Hopewell City Charter Change Approved
By LYNDON GERMAN
Feb 2, 2017, 15:37
With the commencement of 2017 Virginia General Assembly, Hopewell representatives hope to push through to amend the city’s charter to clarify language that’ll incentivize development. As of Jan. 30 the bill has made it out of committee and has passed the the floor of the House of Delegates.
Late in November, Hopewell City Council held a special meeting to approve the amended charter and then in December the Hopewell Legislative Committee met with its General Assembly representatives to explain the importance of these changes.
The city is requesting a change to Chapter 25 of the city’s charter sections one and three. The chapter addresses the renewal of Hopewell’s Water Renewal commission, the method of which its members are chosen and how Hopewell’s City Council and local manufactures contribute funds to the commission.
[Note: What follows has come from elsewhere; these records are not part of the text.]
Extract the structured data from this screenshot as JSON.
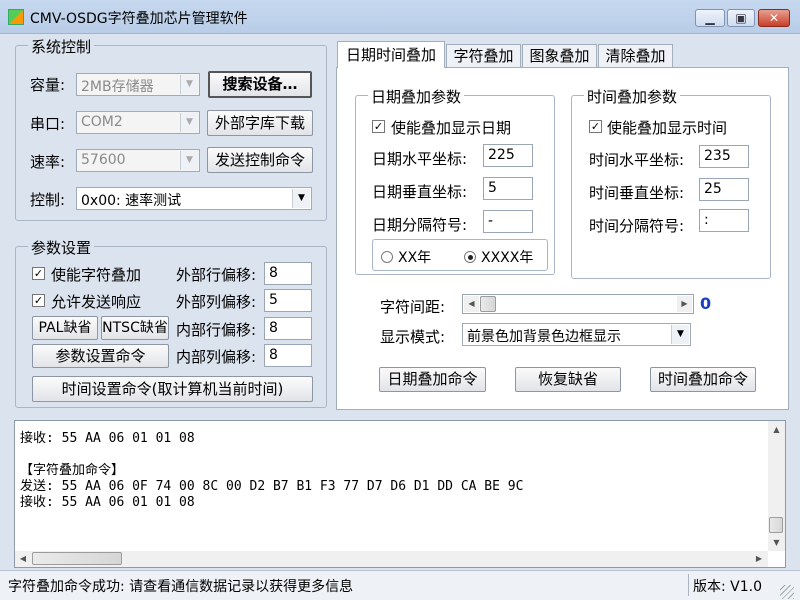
{
  "window": {
    "title": "CMV-OSDG字符叠加芯片管理软件"
  },
  "system": {
    "title": "系统控制",
    "capacity_label": "容量:",
    "capacity_value": "2MB存储器",
    "port_label": "串口:",
    "port_value": "COM2",
    "rate_label": "速率:",
    "rate_value": "57600",
    "control_label": "控制:",
    "control_value": "0x00: 速率测试",
    "search_button": "搜索设备…",
    "download_button": "外部字库下载",
    "send_control_button": "发送控制命令"
  },
  "params": {
    "title": "参数设置",
    "enable_overlay": "使能字符叠加",
    "allow_response": "允许发送响应",
    "ext_row_label": "外部行偏移:",
    "ext_row_value": "8",
    "ext_col_label": "外部列偏移:",
    "ext_col_value": "5",
    "int_row_label": "内部行偏移:",
    "int_row_value": "8",
    "int_col_label": "内部列偏移:",
    "int_col_value": "8",
    "pal_button": "PAL缺省",
    "ntsc_button": "NTSC缺省",
    "param_cmd_button": "参数设置命令",
    "time_cmd_button": "时间设置命令(取计算机当前时间)"
  },
  "tabs": [
    "日期时间叠加",
    "字符叠加",
    "图象叠加",
    "清除叠加"
  ],
  "date_group": {
    "title": "日期叠加参数",
    "enable": "使能叠加显示日期",
    "h_label": "日期水平坐标:",
    "h_value": "225",
    "v_label": "日期垂直坐标:",
    "v_value": "5",
    "sep_label": "日期分隔符号:",
    "sep_value": "-",
    "radio_a": "XX年",
    "radio_b": "XXXX年"
  },
  "time_group": {
    "title": "时间叠加参数",
    "enable": "使能叠加显示时间",
    "h_label": "时间水平坐标:",
    "h_value": "235",
    "v_label": "时间垂直坐标:",
    "v_value": "25",
    "sep_label": "时间分隔符号:",
    "sep_value": ":"
  },
  "spacing": {
    "label": "字符间距:",
    "value": "0"
  },
  "display_mode": {
    "label": "显示模式:",
    "value": "前景色加背景色边框显示"
  },
  "actions": {
    "date_cmd": "日期叠加命令",
    "restore": "恢复缺省",
    "time_cmd": "时间叠加命令"
  },
  "log_lines": [
    "接收: 55 AA 06 01 01 08",
    "",
    "【字符叠加命令】",
    "发送: 55 AA 06 0F 74 00 8C 00 D2 B7 B1 F3 77 D7 D6 D1 DD CA BE 9C",
    "接收: 55 AA 06 01 01 08"
  ],
  "status": {
    "message": "字符叠加命令成功: 请查看通信数据记录以获得更多信息",
    "version": "版本: V1.0"
  },
  "colors": {
    "accent": "#1a3fbf",
    "panel": "#dbe3ee"
  }
}
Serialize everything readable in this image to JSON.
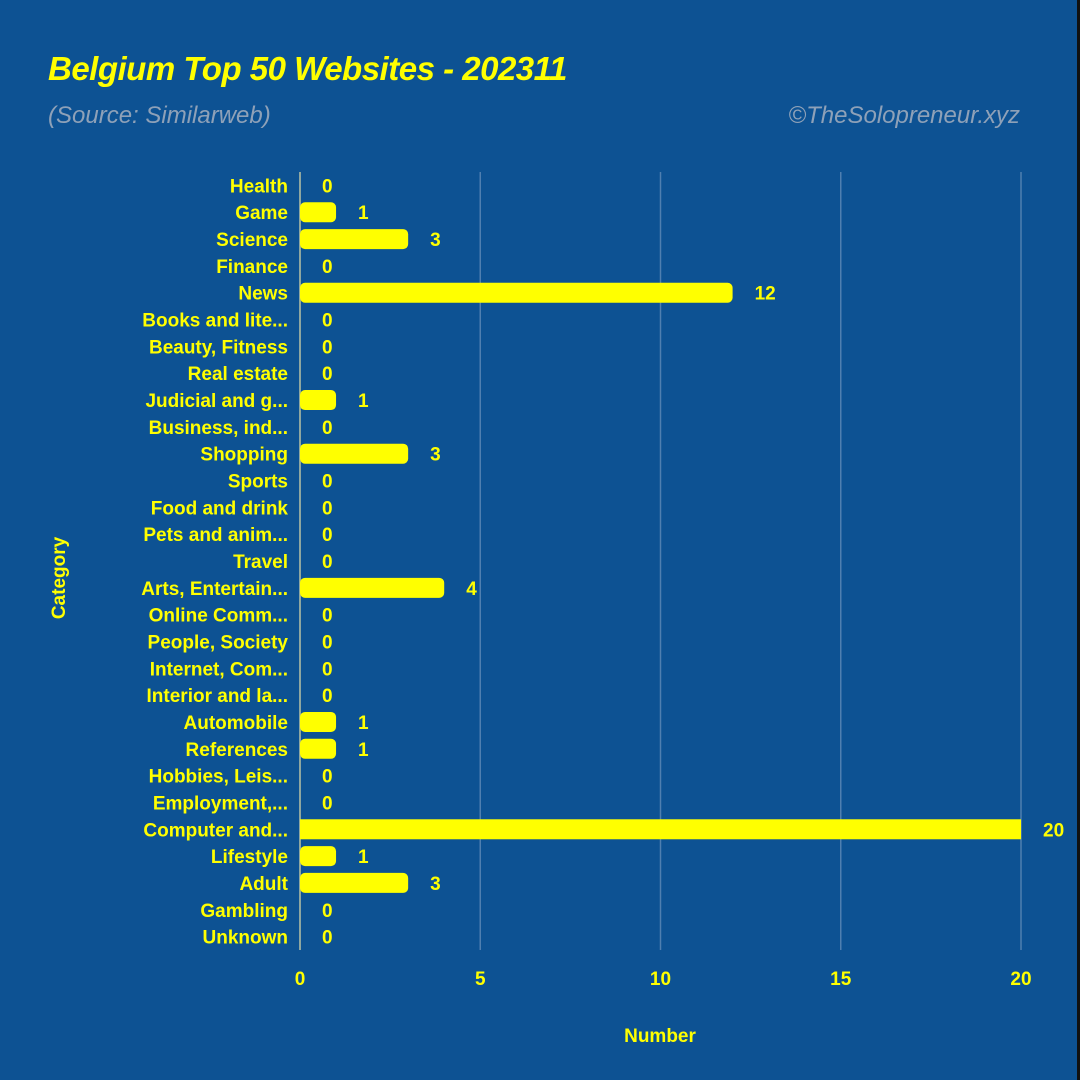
{
  "header": {
    "title": "Belgium Top 50 Websites - 202311",
    "source": "(Source: Similarweb)",
    "credit": "©TheSolopreneur.xyz"
  },
  "colors": {
    "background": "#0d5293",
    "bar": "#ffff00",
    "text": "#ffff00",
    "subtitle": "#8ea1b8",
    "grid": "#4f7fb0"
  },
  "chart_data": {
    "type": "bar",
    "orientation": "horizontal",
    "title": "Belgium Top 50 Websites - 202311",
    "subtitle": "(Source: Similarweb)",
    "annotation": "©TheSolopreneur.xyz",
    "xlabel": "Number",
    "ylabel": "Category",
    "xlim": [
      0,
      20
    ],
    "xticks": [
      0,
      5,
      10,
      15,
      20
    ],
    "grid": "vertical",
    "categories": [
      "Health",
      "Game",
      "Science",
      "Finance",
      "News",
      "Books and lite...",
      "Beauty, Fitness",
      "Real estate",
      "Judicial and g...",
      "Business, ind...",
      "Shopping",
      "Sports",
      "Food and drink",
      "Pets and anim...",
      "Travel",
      "Arts, Entertain...",
      "Online Comm...",
      "People, Society",
      "Internet, Com...",
      "Interior and la...",
      "Automobile",
      "References",
      "Hobbies, Leis...",
      "Employment,...",
      "Computer and...",
      "Lifestyle",
      "Adult",
      "Gambling",
      "Unknown"
    ],
    "values": [
      0,
      1,
      3,
      0,
      12,
      0,
      0,
      0,
      1,
      0,
      3,
      0,
      0,
      0,
      0,
      4,
      0,
      0,
      0,
      0,
      1,
      1,
      0,
      0,
      20,
      1,
      3,
      0,
      0
    ]
  }
}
Initially the charter’s language states that the commission be made up eight members, five of whom are nominated by local manufactures, who act on behalf of the city on matters related to the city-owned wastewater treatment facility. Those matters include maintenance and expansion of the facility.
Previously new manufactures appointed to the commission give a capital contribution of 4% of the original cost of their facility.
The changes Hopewell wishes to makes expands the amount of commission members approved by City Council from eight to a undisclosed number, six of those members shall be made up of manufactures and the capital contribution for new manufactures shall be determined by City Council upon their recommendation.
The reason for the change is to incentivize manufacturer development. As construction cost go up the initial 4% request became a larger hurdle for manufactures to jump. With a negotiable contribution developers will be able to alleviate some of their contributing cost.
The proposed changes made it through Virginia House of Delegates subcommittees with unanimous votes though with one substitution which limits the commission membership to nine members. The bill was read for the third time on the house floor on Feb. 1 where it passed with a block vote.